The Plaintiff, in this case, was a distillery owner for many years and has been in the business of production and sale of vodka. The bottle of vodka in which the Plaintiff sold it became distinctive over the years and acquired goodwill. The Defendant claimed to be manufacturing vodka under the trademark "Salute". The Plaintiff claimed that the shape of the bottle of the Defendant was deceptively similar to that of the plaintiff’s bottle and therefore they were passing off their product to be that of the Plaintiff’s.

The suit of the Plaintiff is for quia timet action which sought to injunct the Defendant from launching its product in India. Hon’ble Justice Dr. D.Y. Chandrachud held that there were broad similarities between the bottles of both the Plaintiff and Defendant. It further held that since the Defendant was engaged in the same business, it was difficult to accept that the Defendant was not aware of the Plaintiff's product, which is sold both internationally and in India. The court thus concluded that adopting the shape of the bottle by the Defendant was not bona fide and prima facie dishonest. It held that irreparable damage would be caused to the Plaintiff if the Defendant was allowed to launch its product and therefore, the court retrained the Defendant from doing the same.

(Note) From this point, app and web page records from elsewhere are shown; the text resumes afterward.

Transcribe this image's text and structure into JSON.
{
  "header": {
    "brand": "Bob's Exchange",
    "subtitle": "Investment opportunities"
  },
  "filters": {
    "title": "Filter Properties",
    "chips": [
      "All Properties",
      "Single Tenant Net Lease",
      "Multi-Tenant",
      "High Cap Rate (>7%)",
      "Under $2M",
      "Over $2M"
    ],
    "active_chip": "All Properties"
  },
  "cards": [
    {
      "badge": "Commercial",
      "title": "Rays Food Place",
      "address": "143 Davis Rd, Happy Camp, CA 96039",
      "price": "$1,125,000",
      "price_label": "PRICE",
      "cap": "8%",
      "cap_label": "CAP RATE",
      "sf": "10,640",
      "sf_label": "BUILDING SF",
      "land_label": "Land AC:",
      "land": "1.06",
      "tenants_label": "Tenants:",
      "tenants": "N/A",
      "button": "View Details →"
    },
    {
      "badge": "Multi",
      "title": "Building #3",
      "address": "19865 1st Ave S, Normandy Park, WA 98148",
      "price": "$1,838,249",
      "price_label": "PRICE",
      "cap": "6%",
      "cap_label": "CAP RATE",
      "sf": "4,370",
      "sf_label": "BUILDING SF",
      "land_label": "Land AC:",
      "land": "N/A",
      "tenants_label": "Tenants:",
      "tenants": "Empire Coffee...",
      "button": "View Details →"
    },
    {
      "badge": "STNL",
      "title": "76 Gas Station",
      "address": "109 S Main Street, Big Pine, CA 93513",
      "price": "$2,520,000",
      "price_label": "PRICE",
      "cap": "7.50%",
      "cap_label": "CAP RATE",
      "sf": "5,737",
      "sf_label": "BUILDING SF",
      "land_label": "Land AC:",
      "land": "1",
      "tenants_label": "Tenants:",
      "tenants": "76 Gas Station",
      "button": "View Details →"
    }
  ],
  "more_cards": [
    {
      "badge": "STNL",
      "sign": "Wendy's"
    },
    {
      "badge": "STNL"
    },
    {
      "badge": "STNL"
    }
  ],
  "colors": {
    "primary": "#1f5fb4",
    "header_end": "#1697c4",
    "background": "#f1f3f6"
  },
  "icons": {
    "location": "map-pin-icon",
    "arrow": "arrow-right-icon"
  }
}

As mentioned above the Trademarks Act, 1999 does not specifically deal with trade dress but it has broadened the definition of “Trade Marks” in order to fit within its realm the meaning of trade dress. Thus, Indian law now is at par with other international laws in relation to trade dress. Therefore, the Act broadened the definition of Trademark to include the shape of the goods, the combination of colors, product packaging etc. It may be observed from the above-mentioned case laws that a trade mark is not what it meant a couple of years ago but has grown to include trade dress within it. The suit for passing off need not just be for a mark or logo but a party can be aggrieved due to similar packaging or color combinations. All this is addressed under trade dress law and a suit for passing off may be filed.